An anti-ID card protester stopped near the Labour Party conference in Brighton last year has been told his details will be kept by police indefinitely.
Mark Wallace has complained about police records being kept
Mark Wallace was outside the Brighton Centre in September when police stopped him under the Terrorism Act 2000.
The Freedom Association campaigner said: "Keeping details of the innocent forever is an utter disgrace."
But Sussex Police said records of stops were a Home Office requirement and did not mean he had "a police record".
Under the Terrorism Act 2000, Section 44 gives officers the power to stop-and-search at random provided the area they are policing has been identified by the Home Office as one that might be targeted by terrorists.
Brighton, in the week of the Labour Party Conference, was a designated area of risk and police were given Section 44 powers.
Mr Wallace, campaigns manager for the Freedom Association, was gathering signatures for a petition when he was stopped and filmed.
He said: "One minute I was peacefully collecting signatures, and the next I had five policemen around me, one with a video camera recording my every move.
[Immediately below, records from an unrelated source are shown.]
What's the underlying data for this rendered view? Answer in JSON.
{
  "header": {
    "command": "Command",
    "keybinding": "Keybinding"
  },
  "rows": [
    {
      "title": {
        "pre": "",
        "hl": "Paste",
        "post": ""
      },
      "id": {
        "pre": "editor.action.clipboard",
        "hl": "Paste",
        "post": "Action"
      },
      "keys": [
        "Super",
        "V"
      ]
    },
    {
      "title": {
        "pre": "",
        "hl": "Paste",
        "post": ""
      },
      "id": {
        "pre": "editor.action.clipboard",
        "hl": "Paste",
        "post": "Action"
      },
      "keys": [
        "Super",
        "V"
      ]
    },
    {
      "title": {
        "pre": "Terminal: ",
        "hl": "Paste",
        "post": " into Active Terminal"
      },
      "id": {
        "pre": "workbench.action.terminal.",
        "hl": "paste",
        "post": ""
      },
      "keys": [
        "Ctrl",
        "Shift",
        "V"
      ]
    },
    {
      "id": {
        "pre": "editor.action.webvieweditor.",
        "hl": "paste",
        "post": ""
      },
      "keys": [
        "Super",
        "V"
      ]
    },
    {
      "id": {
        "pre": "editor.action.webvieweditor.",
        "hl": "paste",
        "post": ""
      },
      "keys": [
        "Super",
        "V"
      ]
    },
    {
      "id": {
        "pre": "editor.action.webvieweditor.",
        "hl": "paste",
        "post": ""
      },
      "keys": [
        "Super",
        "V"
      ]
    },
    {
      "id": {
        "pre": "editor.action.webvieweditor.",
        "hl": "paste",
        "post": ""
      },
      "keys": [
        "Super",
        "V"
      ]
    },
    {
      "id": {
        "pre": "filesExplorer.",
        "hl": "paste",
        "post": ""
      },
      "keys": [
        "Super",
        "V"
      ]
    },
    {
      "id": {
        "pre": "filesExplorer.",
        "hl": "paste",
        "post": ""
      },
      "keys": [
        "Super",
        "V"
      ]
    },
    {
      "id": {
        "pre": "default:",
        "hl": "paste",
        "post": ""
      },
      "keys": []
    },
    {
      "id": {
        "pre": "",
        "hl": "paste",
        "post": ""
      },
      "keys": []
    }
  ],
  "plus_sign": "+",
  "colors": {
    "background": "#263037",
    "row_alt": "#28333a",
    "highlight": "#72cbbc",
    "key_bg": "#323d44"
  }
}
"This act requires no suspicion, you just have to be in the wrong place at the wrong time."
Sussex Police said video footage was retained for seven years and paper records indefinitely.
Conference security included armed officers patrolling Brighton
A spokesman said people stopped were given a street intervention form "for the purposes of accountability" which set out the details of and reasons for the stop.
He said it did not mean the person had "a police record" or that the forms, which were not filed under names, were kept for life.
The bill introducing the ID cards plan, which The Freedom Association is opposing, is currently going through Parliament.
Ministers say ID cards are needed to fight identity fraud and illegal immigration.